Segment Start: SUPPLIED INFORMATION
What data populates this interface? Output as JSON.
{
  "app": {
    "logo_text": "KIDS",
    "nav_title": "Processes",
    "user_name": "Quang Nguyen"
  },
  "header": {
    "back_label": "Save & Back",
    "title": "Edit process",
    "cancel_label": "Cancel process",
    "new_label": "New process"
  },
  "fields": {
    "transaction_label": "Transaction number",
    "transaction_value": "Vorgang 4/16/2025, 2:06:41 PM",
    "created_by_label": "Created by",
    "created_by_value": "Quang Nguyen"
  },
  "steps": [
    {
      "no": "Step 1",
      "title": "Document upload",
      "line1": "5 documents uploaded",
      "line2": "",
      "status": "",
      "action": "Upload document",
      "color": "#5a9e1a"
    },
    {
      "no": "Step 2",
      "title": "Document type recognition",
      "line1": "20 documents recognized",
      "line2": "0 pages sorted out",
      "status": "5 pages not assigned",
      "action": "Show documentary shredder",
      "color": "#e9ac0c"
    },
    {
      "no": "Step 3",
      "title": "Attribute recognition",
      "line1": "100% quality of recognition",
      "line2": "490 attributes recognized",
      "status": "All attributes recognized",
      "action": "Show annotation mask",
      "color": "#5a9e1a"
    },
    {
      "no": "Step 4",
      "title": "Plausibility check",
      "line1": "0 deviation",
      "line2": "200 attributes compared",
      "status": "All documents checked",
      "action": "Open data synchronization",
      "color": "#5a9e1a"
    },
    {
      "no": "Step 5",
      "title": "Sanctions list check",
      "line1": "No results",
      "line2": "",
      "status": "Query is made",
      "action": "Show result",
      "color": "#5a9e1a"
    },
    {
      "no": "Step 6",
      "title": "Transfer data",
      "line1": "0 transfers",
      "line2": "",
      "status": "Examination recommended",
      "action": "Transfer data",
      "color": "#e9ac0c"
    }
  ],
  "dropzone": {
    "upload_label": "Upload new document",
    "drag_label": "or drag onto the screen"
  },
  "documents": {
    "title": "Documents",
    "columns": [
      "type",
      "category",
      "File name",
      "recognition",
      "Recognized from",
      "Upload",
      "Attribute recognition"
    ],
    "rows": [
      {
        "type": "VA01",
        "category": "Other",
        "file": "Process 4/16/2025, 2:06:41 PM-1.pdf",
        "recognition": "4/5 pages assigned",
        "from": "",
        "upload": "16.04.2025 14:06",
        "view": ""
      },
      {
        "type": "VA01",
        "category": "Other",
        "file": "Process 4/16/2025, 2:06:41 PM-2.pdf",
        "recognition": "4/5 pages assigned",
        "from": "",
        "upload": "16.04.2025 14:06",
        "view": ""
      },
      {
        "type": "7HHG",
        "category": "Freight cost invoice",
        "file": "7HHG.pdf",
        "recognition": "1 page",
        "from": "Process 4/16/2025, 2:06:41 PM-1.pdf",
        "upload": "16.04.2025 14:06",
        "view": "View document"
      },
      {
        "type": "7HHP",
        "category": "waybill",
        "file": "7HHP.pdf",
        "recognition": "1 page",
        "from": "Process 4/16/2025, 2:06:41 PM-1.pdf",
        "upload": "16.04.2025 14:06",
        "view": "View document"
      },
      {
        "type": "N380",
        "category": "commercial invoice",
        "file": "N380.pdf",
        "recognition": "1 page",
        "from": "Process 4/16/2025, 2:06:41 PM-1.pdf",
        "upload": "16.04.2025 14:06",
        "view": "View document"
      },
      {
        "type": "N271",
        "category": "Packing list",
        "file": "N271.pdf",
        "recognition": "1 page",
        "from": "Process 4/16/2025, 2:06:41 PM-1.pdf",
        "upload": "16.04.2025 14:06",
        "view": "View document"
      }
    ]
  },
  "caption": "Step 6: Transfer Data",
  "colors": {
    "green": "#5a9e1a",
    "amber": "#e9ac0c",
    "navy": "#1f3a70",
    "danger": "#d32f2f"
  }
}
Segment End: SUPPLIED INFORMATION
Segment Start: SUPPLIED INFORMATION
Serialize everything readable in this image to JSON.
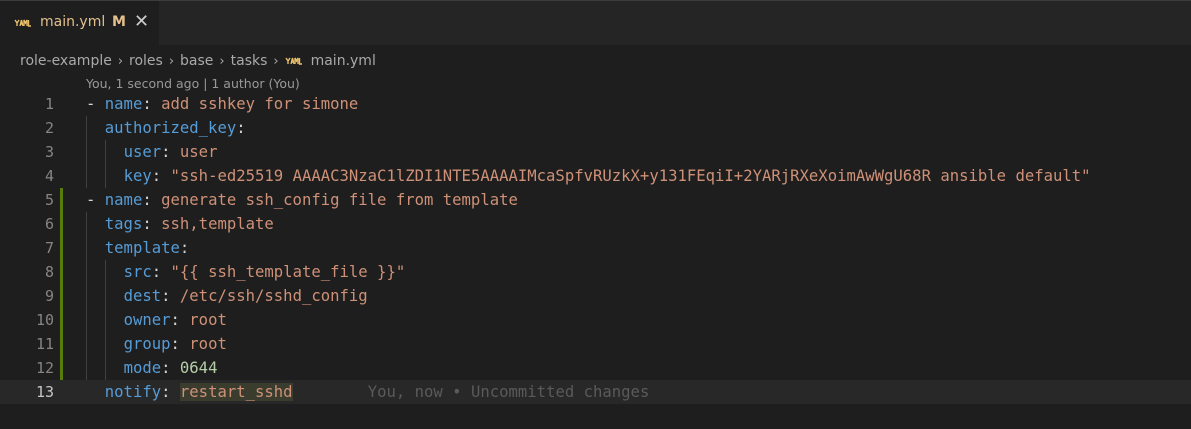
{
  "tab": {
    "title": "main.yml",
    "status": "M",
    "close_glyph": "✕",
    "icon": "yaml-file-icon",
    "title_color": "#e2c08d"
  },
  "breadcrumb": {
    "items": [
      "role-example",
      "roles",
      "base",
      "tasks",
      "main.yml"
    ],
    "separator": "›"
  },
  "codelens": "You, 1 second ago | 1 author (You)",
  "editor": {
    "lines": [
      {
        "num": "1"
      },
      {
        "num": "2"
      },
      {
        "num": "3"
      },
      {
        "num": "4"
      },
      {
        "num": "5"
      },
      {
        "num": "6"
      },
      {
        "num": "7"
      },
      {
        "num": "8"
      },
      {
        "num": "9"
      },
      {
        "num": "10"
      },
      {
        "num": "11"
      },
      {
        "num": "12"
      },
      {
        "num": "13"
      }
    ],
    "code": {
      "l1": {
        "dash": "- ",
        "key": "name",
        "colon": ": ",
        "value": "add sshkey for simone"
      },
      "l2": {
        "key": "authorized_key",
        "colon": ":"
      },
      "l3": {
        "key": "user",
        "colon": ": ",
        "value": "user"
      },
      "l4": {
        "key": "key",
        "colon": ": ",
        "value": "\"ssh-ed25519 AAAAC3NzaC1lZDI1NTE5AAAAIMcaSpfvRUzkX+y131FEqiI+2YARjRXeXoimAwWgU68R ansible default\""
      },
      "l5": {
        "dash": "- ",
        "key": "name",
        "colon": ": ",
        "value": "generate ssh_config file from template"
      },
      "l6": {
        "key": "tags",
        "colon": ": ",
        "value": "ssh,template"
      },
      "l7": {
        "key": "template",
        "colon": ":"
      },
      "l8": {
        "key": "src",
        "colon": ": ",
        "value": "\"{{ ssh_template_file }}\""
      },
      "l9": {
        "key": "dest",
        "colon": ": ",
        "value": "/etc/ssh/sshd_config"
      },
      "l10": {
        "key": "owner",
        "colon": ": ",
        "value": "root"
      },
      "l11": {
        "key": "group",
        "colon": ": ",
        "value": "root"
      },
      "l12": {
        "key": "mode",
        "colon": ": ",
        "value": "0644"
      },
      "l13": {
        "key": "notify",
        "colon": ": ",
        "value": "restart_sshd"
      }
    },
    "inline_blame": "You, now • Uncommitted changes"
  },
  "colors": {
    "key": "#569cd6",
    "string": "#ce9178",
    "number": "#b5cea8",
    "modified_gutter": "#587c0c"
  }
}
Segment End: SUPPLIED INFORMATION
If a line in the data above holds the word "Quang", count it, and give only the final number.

◆ **TASK SOLUTION**: 2